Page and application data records

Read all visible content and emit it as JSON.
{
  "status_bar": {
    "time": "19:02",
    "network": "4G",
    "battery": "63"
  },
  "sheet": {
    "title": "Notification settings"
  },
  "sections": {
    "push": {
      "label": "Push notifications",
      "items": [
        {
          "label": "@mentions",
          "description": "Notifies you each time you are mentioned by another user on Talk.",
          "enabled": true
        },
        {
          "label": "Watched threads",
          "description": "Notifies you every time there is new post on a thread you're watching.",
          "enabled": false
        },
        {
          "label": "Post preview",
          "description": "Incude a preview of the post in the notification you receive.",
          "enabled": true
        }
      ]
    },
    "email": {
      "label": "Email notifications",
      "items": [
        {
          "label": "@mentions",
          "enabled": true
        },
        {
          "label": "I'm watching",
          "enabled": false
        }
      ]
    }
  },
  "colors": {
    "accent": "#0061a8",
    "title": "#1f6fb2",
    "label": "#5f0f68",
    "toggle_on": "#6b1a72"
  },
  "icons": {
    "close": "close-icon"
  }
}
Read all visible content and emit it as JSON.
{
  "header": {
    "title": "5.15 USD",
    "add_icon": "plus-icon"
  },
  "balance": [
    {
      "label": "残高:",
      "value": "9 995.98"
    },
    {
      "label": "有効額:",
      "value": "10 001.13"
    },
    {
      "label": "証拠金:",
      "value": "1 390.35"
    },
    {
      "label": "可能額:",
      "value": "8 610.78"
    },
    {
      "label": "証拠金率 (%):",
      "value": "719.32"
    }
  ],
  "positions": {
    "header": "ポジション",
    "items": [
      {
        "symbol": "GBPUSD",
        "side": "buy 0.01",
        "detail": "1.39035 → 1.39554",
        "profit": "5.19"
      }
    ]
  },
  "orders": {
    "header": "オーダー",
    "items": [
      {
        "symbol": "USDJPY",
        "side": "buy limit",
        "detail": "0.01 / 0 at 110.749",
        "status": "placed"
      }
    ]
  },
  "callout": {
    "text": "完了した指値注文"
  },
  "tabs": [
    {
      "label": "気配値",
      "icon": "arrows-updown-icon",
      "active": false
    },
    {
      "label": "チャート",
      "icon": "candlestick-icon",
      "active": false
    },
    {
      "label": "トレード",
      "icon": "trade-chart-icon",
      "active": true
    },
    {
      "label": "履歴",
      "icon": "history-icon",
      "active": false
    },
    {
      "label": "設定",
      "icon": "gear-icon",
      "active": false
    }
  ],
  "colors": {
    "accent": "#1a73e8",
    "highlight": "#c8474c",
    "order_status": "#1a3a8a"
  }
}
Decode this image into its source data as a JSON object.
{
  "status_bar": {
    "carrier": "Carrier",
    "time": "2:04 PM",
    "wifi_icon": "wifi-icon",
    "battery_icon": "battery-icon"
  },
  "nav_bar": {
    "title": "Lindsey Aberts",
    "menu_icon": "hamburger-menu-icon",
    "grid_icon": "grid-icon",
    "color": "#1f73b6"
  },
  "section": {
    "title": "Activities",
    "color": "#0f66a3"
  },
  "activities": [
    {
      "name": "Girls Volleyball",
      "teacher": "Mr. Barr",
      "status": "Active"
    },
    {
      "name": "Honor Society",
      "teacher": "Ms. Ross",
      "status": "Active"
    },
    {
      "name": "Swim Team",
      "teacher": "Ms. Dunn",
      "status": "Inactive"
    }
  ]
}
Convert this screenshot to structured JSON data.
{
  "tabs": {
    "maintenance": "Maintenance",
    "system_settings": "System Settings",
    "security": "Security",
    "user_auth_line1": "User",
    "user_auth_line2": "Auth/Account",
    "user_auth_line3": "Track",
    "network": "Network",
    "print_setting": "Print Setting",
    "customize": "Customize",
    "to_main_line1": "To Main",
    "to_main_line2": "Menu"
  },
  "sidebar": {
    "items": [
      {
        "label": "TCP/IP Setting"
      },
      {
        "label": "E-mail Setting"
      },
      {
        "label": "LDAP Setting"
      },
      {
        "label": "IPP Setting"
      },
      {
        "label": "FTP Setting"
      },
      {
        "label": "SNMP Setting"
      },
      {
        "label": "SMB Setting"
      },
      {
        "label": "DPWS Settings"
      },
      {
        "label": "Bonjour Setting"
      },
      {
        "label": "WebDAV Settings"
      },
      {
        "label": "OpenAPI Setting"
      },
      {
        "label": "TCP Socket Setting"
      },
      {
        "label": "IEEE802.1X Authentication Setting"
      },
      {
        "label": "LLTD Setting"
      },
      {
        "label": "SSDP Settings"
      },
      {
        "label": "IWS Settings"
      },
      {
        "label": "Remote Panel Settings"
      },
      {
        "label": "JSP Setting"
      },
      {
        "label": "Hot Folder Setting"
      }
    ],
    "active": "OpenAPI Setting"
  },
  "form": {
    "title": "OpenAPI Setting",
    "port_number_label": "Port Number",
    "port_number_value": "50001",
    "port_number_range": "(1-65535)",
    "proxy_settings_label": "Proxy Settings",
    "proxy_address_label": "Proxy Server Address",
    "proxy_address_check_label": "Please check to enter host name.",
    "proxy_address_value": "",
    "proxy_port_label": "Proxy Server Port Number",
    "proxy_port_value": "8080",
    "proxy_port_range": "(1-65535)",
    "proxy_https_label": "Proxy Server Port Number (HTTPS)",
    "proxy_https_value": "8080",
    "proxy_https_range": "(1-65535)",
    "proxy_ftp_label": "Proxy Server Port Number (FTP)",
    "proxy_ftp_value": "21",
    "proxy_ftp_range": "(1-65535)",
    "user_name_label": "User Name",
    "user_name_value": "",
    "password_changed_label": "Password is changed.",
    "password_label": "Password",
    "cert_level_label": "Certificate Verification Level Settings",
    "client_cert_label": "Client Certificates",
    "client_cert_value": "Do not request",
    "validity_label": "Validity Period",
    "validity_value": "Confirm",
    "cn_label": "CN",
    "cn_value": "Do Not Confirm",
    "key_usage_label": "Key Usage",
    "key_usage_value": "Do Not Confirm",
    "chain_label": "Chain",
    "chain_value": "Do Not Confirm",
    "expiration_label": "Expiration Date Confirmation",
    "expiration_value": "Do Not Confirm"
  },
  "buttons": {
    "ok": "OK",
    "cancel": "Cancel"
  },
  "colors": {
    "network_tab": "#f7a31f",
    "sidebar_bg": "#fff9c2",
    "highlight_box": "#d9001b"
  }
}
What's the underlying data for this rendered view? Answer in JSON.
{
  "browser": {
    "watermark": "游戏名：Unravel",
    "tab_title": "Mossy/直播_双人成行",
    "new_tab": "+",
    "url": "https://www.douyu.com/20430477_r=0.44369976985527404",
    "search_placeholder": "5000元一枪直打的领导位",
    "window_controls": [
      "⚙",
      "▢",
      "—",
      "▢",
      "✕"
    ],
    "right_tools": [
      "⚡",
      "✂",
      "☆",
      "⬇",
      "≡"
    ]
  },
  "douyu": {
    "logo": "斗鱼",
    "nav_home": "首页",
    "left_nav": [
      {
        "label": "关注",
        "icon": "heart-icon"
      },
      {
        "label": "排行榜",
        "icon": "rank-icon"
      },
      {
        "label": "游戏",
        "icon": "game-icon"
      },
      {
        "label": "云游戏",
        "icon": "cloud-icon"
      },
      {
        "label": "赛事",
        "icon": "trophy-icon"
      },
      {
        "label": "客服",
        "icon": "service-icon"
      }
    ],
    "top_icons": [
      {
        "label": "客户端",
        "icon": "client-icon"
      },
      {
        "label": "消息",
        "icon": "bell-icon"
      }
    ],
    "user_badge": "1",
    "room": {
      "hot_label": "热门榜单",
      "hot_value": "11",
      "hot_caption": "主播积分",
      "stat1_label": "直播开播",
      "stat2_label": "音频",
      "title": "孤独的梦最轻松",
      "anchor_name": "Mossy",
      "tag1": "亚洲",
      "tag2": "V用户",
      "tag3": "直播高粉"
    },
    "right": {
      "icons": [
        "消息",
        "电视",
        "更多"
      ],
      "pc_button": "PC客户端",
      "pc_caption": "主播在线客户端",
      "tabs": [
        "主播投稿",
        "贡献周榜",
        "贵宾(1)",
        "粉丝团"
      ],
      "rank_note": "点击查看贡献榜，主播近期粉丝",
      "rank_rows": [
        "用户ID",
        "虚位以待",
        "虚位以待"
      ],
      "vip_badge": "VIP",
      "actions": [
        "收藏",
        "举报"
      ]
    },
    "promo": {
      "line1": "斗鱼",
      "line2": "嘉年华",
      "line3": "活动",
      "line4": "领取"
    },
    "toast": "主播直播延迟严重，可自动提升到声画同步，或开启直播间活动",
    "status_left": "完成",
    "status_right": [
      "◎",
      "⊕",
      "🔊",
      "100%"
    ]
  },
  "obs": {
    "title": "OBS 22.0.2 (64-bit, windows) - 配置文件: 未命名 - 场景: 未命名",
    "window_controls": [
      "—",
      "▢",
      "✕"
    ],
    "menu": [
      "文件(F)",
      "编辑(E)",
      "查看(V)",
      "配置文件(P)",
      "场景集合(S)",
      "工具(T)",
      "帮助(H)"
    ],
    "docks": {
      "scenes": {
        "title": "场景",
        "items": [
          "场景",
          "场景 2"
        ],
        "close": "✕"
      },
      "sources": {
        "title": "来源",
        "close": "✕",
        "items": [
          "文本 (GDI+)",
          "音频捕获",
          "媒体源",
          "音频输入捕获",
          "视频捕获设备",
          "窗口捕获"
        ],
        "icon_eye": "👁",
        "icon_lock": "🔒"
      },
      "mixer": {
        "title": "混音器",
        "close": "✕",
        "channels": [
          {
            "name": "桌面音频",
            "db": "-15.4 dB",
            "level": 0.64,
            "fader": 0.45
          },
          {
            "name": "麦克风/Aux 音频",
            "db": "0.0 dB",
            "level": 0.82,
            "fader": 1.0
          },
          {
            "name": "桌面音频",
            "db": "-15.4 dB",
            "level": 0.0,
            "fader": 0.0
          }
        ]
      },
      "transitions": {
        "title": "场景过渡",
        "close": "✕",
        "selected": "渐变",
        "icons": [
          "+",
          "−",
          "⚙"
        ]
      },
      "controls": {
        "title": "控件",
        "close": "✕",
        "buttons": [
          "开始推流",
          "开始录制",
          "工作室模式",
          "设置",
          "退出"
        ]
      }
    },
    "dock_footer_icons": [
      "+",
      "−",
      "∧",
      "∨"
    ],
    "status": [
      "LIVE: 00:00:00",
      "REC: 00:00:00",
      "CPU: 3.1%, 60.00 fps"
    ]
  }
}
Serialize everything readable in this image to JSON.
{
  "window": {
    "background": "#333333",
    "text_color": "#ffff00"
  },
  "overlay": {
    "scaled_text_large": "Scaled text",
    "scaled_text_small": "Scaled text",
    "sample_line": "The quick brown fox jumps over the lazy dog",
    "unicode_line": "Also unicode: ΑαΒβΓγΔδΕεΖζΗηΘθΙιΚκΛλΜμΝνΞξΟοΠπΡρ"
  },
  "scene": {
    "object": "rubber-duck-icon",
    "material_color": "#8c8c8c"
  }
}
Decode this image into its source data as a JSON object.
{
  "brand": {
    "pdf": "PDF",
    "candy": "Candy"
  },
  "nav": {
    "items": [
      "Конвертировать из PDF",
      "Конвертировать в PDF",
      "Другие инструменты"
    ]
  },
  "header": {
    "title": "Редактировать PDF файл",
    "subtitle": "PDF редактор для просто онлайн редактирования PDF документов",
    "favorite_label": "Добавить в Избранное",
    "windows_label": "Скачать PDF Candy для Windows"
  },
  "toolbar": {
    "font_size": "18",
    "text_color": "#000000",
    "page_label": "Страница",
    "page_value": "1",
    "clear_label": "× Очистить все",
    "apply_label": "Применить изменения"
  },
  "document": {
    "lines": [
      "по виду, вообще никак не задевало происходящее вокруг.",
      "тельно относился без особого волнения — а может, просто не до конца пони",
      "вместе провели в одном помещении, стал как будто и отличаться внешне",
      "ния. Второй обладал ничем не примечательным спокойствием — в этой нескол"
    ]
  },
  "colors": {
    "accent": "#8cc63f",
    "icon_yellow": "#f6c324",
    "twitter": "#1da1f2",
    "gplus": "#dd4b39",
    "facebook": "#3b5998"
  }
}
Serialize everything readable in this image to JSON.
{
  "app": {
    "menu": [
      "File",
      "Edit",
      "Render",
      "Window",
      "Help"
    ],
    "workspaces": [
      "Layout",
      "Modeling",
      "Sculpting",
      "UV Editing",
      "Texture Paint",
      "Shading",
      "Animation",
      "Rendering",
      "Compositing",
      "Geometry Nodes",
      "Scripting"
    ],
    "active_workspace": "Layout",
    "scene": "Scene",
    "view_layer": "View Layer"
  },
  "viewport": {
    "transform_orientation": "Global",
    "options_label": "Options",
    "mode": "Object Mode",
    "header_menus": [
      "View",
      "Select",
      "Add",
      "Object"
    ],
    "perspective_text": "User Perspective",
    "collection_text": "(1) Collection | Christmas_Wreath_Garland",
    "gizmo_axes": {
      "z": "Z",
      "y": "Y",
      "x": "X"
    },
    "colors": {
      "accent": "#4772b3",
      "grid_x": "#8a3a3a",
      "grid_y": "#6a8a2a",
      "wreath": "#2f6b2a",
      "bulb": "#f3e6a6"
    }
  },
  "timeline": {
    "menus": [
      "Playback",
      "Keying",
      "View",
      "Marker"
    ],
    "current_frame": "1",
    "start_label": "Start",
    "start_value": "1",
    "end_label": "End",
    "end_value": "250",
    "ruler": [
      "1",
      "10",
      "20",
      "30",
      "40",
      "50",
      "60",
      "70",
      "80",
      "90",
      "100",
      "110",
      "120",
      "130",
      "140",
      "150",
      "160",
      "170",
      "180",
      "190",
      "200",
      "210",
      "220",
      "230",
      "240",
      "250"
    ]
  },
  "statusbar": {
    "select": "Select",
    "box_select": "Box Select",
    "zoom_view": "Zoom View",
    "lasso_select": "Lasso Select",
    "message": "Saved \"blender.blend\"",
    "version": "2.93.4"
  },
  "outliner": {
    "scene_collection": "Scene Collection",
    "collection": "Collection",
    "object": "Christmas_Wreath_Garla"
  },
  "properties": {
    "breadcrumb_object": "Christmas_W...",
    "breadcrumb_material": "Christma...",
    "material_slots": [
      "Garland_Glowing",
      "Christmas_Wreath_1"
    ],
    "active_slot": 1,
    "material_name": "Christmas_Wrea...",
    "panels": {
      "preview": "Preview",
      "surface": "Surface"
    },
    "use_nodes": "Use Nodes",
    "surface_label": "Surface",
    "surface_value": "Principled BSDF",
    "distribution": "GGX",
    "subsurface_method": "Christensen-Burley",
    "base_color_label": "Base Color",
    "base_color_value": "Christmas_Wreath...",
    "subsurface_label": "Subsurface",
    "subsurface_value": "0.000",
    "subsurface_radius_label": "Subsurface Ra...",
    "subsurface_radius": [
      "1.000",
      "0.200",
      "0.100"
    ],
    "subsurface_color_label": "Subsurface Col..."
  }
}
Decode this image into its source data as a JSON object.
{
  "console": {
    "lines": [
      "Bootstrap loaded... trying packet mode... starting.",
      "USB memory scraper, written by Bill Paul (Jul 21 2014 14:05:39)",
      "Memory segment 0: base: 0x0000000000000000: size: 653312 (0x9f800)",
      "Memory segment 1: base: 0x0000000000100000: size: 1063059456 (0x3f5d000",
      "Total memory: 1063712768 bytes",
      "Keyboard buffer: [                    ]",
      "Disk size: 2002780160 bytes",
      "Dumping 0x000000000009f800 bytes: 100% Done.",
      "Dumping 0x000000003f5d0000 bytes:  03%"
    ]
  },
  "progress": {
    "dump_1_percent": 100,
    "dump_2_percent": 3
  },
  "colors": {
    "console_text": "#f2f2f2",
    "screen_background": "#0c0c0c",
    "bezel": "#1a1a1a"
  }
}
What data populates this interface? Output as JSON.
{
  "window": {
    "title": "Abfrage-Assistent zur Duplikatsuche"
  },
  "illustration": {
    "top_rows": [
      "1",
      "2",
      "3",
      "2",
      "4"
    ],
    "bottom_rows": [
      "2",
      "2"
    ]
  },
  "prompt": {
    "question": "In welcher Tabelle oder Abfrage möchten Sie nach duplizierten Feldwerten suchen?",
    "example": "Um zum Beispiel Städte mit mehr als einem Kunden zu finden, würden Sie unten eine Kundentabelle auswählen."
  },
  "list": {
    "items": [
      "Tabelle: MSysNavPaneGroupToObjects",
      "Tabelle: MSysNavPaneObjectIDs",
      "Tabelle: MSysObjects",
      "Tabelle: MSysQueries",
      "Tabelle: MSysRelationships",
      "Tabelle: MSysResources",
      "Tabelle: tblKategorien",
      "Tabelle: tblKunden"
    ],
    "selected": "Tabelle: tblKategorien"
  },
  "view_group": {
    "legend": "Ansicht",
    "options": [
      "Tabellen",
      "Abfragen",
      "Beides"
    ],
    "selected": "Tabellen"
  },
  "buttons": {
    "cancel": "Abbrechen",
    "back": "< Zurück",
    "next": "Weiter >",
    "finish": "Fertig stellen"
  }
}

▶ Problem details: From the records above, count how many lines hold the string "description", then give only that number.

▶ Problem solution: 3